- If you have been provided with mechanical extract fans, particularly in your bathroom or kitchen, please use the fans while using these rooms. Please keep the fans clean of any dust, dirt etc.
2. Ventilate to Remove Moisture
- You can ventilate your home without making draughts
- Keep a small window ajar or a trickle ventilator open when someone is in the room
- Ventilate kitchens and bathrooms when in use by opening the windows wider. Or better still, use an electric fan. These come on automatically when the air becomes humid, and are cheap to run
- Close the kitchen and bathroom doors when these rooms are in use, even if your kitchen or bathroom has an extractor fan. A closed door will help prevent moisture reaching other rooms, especially bedrooms, which are often colder and more likely to get condensation
- Ventilate cupboards and wardrobes. Avoid putting too many things in them as this stops the air circulating. Cut a ventilation slot in the back of each shelf or use slatted shelves. Cut ‘breather’ holes in doors and in the back of wardrobes and leave space between the back of the wardrobe and the wall.
- Where possible, position wardrobes and furniture against internal walls
- If you replace your window units at any time, make sure the new frames incorporate trickle ventilators.
3. Some Words of Warning:
- Do not block permanent ventilators
- Do not completely block chimneys. Instead, leave a hole about two bricks in size and fit a louvered grille over it
- Do not draughtproof rooms where there is condensation or mould

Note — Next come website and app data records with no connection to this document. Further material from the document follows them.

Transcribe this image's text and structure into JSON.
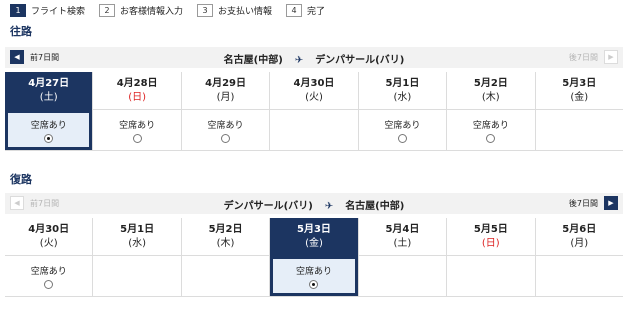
{
  "steps": [
    {
      "num": "1",
      "label": "フライト検索",
      "active": true
    },
    {
      "num": "2",
      "label": "お客様情報入力",
      "active": false
    },
    {
      "num": "3",
      "label": "お支払い情報",
      "active": false
    },
    {
      "num": "4",
      "label": "完了",
      "active": false
    }
  ],
  "outbound": {
    "title": "往路",
    "prev_label": "前7日間",
    "next_label": "後7日間",
    "prev_enabled": true,
    "next_enabled": false,
    "from": "名古屋(中部)",
    "to": "デンパサール(バリ)",
    "days": [
      {
        "date": "4月27日",
        "dow": "(土)",
        "holiday": false,
        "seat": "空席あり",
        "available": true,
        "selected": true
      },
      {
        "date": "4月28日",
        "dow": "(日)",
        "holiday": true,
        "seat": "空席あり",
        "available": true,
        "selected": false
      },
      {
        "date": "4月29日",
        "dow": "(月)",
        "holiday": false,
        "seat": "空席あり",
        "available": true,
        "selected": false
      },
      {
        "date": "4月30日",
        "dow": "(火)",
        "holiday": false,
        "seat": "",
        "available": false,
        "selected": false
      },
      {
        "date": "5月1日",
        "dow": "(水)",
        "holiday": false,
        "seat": "空席あり",
        "available": true,
        "selected": false
      },
      {
        "date": "5月2日",
        "dow": "(木)",
        "holiday": false,
        "seat": "空席あり",
        "available": true,
        "selected": false
      },
      {
        "date": "5月3日",
        "dow": "(金)",
        "holiday": false,
        "seat": "",
        "available": false,
        "selected": false
      }
    ]
  },
  "inbound": {
    "title": "復路",
    "prev_label": "前7日間",
    "next_label": "後7日間",
    "prev_enabled": false,
    "next_enabled": true,
    "from": "デンパサール(バリ)",
    "to": "名古屋(中部)",
    "days": [
      {
        "date": "4月30日",
        "dow": "(火)",
        "holiday": false,
        "seat": "空席あり",
        "available": true,
        "selected": false
      },
      {
        "date": "5月1日",
        "dow": "(水)",
        "holiday": false,
        "seat": "",
        "available": false,
        "selected": false
      },
      {
        "date": "5月2日",
        "dow": "(木)",
        "holiday": false,
        "seat": "",
        "available": false,
        "selected": false
      },
      {
        "date": "5月3日",
        "dow": "(金)",
        "holiday": false,
        "seat": "空席あり",
        "available": true,
        "selected": true
      },
      {
        "date": "5月4日",
        "dow": "(土)",
        "holiday": false,
        "seat": "",
        "available": false,
        "selected": false
      },
      {
        "date": "5月5日",
        "dow": "(日)",
        "holiday": true,
        "seat": "",
        "available": false,
        "selected": false
      },
      {
        "date": "5月6日",
        "dow": "(月)",
        "holiday": false,
        "seat": "",
        "available": false,
        "selected": false
      }
    ]
  },
  "icons": {
    "prev": "chevron-left-icon",
    "next": "chevron-right-icon",
    "plane": "airplane-icon"
  },
  "colors": {
    "brand": "#1c3561",
    "holiday": "#dd2222",
    "selected_cell": "#e6eef8"
  }
}
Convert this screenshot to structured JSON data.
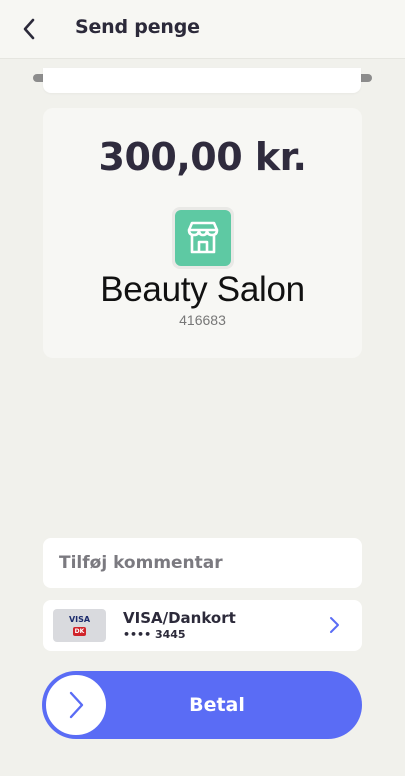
{
  "header": {
    "title": "Send penge",
    "back_icon": "chevron-left-icon"
  },
  "payment": {
    "amount": "300,00 kr."
  },
  "merchant": {
    "icon": "store-icon",
    "icon_color": "#5ec9a3",
    "name": "Beauty Salon",
    "id": "416683"
  },
  "comment": {
    "placeholder": "Tilføj kommentar"
  },
  "card": {
    "logo_visa": "VISA",
    "logo_dk": "DK",
    "name": "VISA/Dankort",
    "number": "•••• 3445",
    "chevron_icon": "chevron-right-icon"
  },
  "pay_button": {
    "label": "Betal",
    "knob_icon": "chevron-right-icon",
    "color": "#5a6cf5"
  }
}
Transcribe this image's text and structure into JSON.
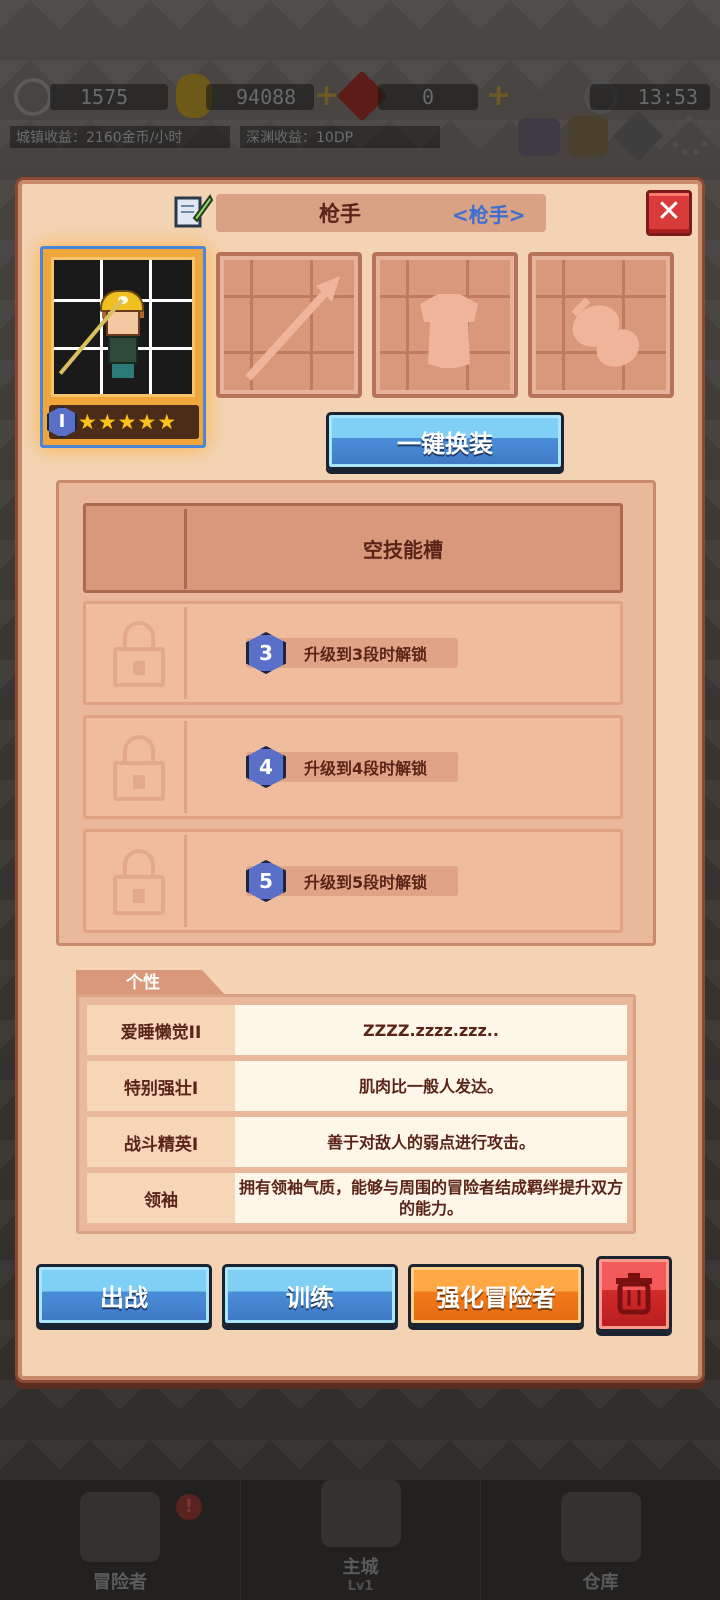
{
  "topbar": {
    "energy": "1575",
    "gold": "94088",
    "gems": "0",
    "clock": "13:53",
    "town_income": "城镇收益：2160金币/小时",
    "abyss_income": "深渊收益：10DP"
  },
  "dialog": {
    "name": "枪手",
    "class_tag": "<枪手>",
    "close_glyph": "✕",
    "rank": "I",
    "stars": [
      "★",
      "★",
      "★",
      "★",
      "★"
    ],
    "auto_equip_label": "一键换装"
  },
  "skills": {
    "empty_label": "空技能槽",
    "locked": [
      {
        "level": "3",
        "text": "升级到3段时解锁"
      },
      {
        "level": "4",
        "text": "升级到4段时解锁"
      },
      {
        "level": "5",
        "text": "升级到5段时解锁"
      }
    ]
  },
  "traits": {
    "header": "个性",
    "items": [
      {
        "name": "爱睡懒觉II",
        "desc": "ZZZZ.zzzz.zzz.."
      },
      {
        "name": "特别强壮I",
        "desc": "肌肉比一般人发达。"
      },
      {
        "name": "战斗精英I",
        "desc": "善于对敌人的弱点进行攻击。"
      },
      {
        "name": "领袖",
        "desc": "拥有领袖气质，能够与周围的冒险者结成羁绊提升双方的能力。"
      }
    ]
  },
  "actions": {
    "deploy": "出战",
    "train": "训练",
    "enhance": "强化冒险者"
  },
  "nav": {
    "adventurers": "冒险者",
    "badge": "!",
    "castle": "主城",
    "castle_level": "Lv1",
    "warehouse": "仓库"
  },
  "colors": {
    "panel_bg": "#f3d3b3",
    "accent_blue": "#4a8ed8",
    "accent_orange": "#f27a1a",
    "danger_red": "#d22a2a",
    "class_blue": "#3b6fd2"
  }
}
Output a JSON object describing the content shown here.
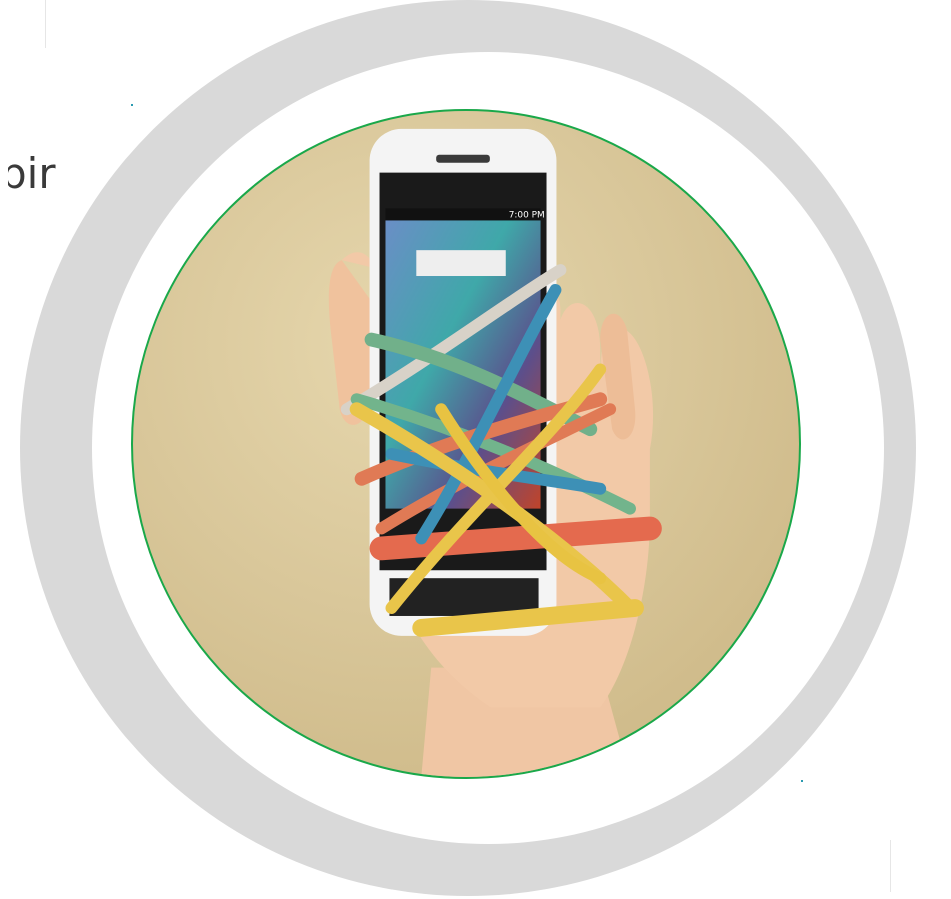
{
  "page": {
    "partial_heading": "bir"
  },
  "photo": {
    "phone_status_time": "7:00 PM"
  },
  "colors": {
    "ring": "#d9d9d9",
    "photo_border": "#1aa84a",
    "heading_text": "#3a3a3a",
    "background": "#ffffff"
  }
}
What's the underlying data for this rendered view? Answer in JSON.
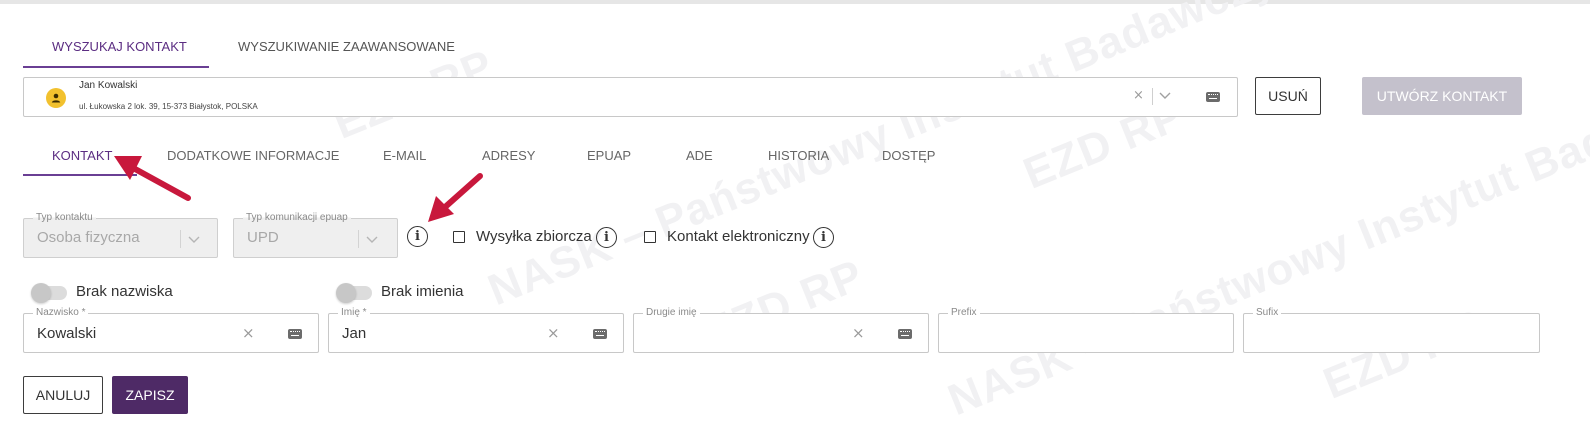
{
  "top_tabs": [
    {
      "label": "WYSZUKAJ KONTAKT",
      "active": true
    },
    {
      "label": "WYSZUKIWANIE ZAAWANSOWANE",
      "active": false
    }
  ],
  "search": {
    "name": "Jan Kowalski",
    "address": "ul. Łukowska 2 lok. 39, 15-373 Białystok, POLSKA",
    "clear_icon": "close-icon",
    "dropdown_icon": "chevron-down-icon",
    "keyboard_icon": "keyboard-icon"
  },
  "buttons": {
    "delete": "USUŃ",
    "create": "UTWÓRZ KONTAKT",
    "cancel": "ANULUJ",
    "save": "ZAPISZ"
  },
  "section_tabs": [
    {
      "label": "KONTAKT",
      "active": true
    },
    {
      "label": "DODATKOWE INFORMACJE",
      "active": false
    },
    {
      "label": "E-MAIL",
      "active": false
    },
    {
      "label": "ADRESY",
      "active": false
    },
    {
      "label": "EPUAP",
      "active": false
    },
    {
      "label": "ADE",
      "active": false
    },
    {
      "label": "HISTORIA",
      "active": false
    },
    {
      "label": "DOSTĘP",
      "active": false
    }
  ],
  "form": {
    "contact_type": {
      "label": "Typ kontaktu",
      "value": "Osoba fizyczna"
    },
    "epuap_type": {
      "label": "Typ komunikacji epuap",
      "value": "UPD"
    },
    "bulk_mailing": {
      "label": "Wysyłka zbiorcza",
      "checked": false
    },
    "electronic_contact": {
      "label": "Kontakt elektroniczny",
      "checked": false
    },
    "no_surname": {
      "label": "Brak nazwiska",
      "on": false
    },
    "no_first_name": {
      "label": "Brak imienia",
      "on": false
    },
    "surname": {
      "label": "Nazwisko *",
      "value": "Kowalski"
    },
    "first_name": {
      "label": "Imię *",
      "value": "Jan"
    },
    "second_name": {
      "label": "Drugie imię",
      "value": ""
    },
    "prefix": {
      "label": "Prefix",
      "value": ""
    },
    "suffix": {
      "label": "Sufix",
      "value": ""
    }
  },
  "clear_glyph": "×",
  "info_glyph": "i",
  "watermark": "NASK – Państwowy Instytut Badawczy",
  "watermark_logo": "EZD RP",
  "colors": {
    "accent": "#5b2d82",
    "primary_button": "#4e2a66",
    "disabled_button": "#c4c1cc",
    "avatar": "#f2c12e",
    "annotation_arrow": "#c8183c"
  }
}
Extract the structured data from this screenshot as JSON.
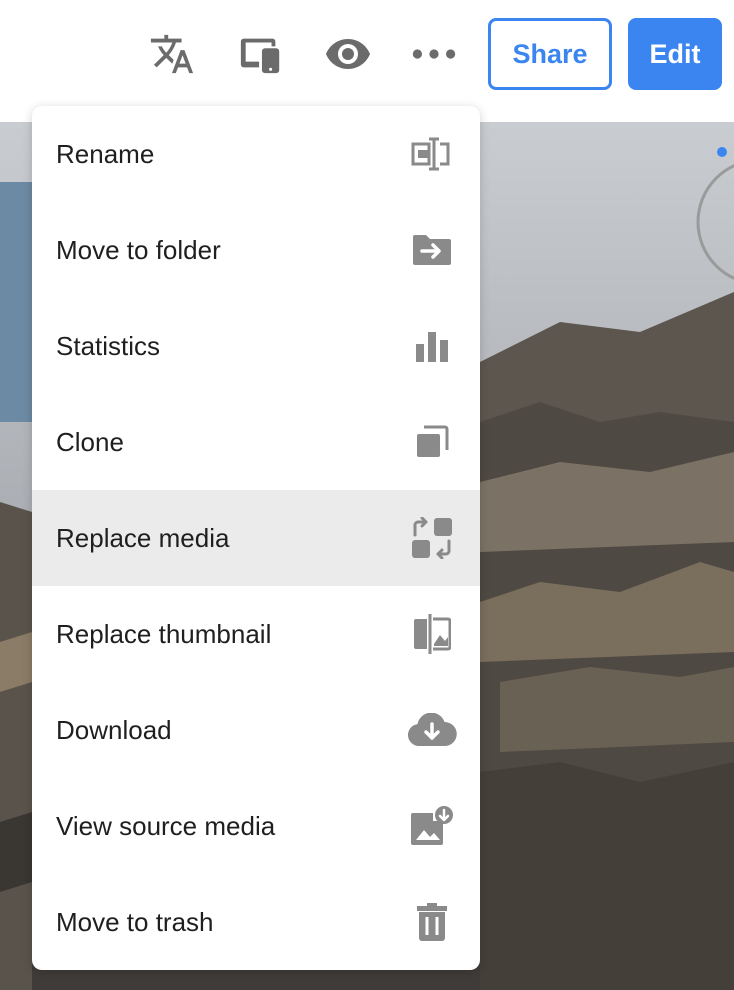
{
  "toolbar": {
    "icons": [
      {
        "name": "translate-icon"
      },
      {
        "name": "devices-icon"
      },
      {
        "name": "preview-eye-icon"
      },
      {
        "name": "more-options-icon"
      }
    ],
    "share_label": "Share",
    "edit_label": "Edit",
    "accent_color": "#3a85f0"
  },
  "menu": {
    "active_item": "Replace media",
    "items": [
      {
        "label": "Rename",
        "icon": "rename-icon"
      },
      {
        "label": "Move to folder",
        "icon": "move-folder-icon"
      },
      {
        "label": "Statistics",
        "icon": "bar-chart-icon"
      },
      {
        "label": "Clone",
        "icon": "clone-icon"
      },
      {
        "label": "Replace media",
        "icon": "replace-media-icon"
      },
      {
        "label": "Replace thumbnail",
        "icon": "replace-thumbnail-icon"
      },
      {
        "label": "Download",
        "icon": "cloud-download-icon"
      },
      {
        "label": "View source media",
        "icon": "view-source-media-icon"
      },
      {
        "label": "Move to trash",
        "icon": "trash-icon"
      }
    ]
  }
}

- Do not draughtproof a room where there is a cooker or a fuel burning heater, for example a gas fire
- Do not draughtproof windows in the bathroom and kitchen.
First Steps Against Mould
- First, treat any mould you may already have in your home. If you then deal with the basic problem of condensation mould should not reappear
- To kill and remove mould, wipe down walls and window frames with a fungicidal wash which carries a Health and Safety Executive ‘approval number’. Follow the manufacturer’s instructions precisely. Dry-clean mildewed clothes and shampoo carpets. Disturbing mould by brushing or vacuum cleaning can increase the risk of respiratory problems
- After treatment, redecorate using a good quality fungicidal paint to help prevent mould recurring. Note that this paint is not effective if overlaid with ordinary paints or wallpaper. The only lasting way of avoiding severe mould is to eliminate the moisture.
Estuary Housing Association
- We will ensure your property has appropriate ventilation to help control condensation
- We will safely clean and clear any mould growth affecting your property.
- You are responsible for all redecoration works once we have cleared away any mould growth
- You are responsible for any goods, clothing, materials etc, affected by mould growth and should take out any appropriate insurance cover available to cover any loss in this area
- If you have a mechanical extractor fan, and it is not working, please report this to the repairs team on 0300 304 5000 at Estuary Housing Association as soon as possible.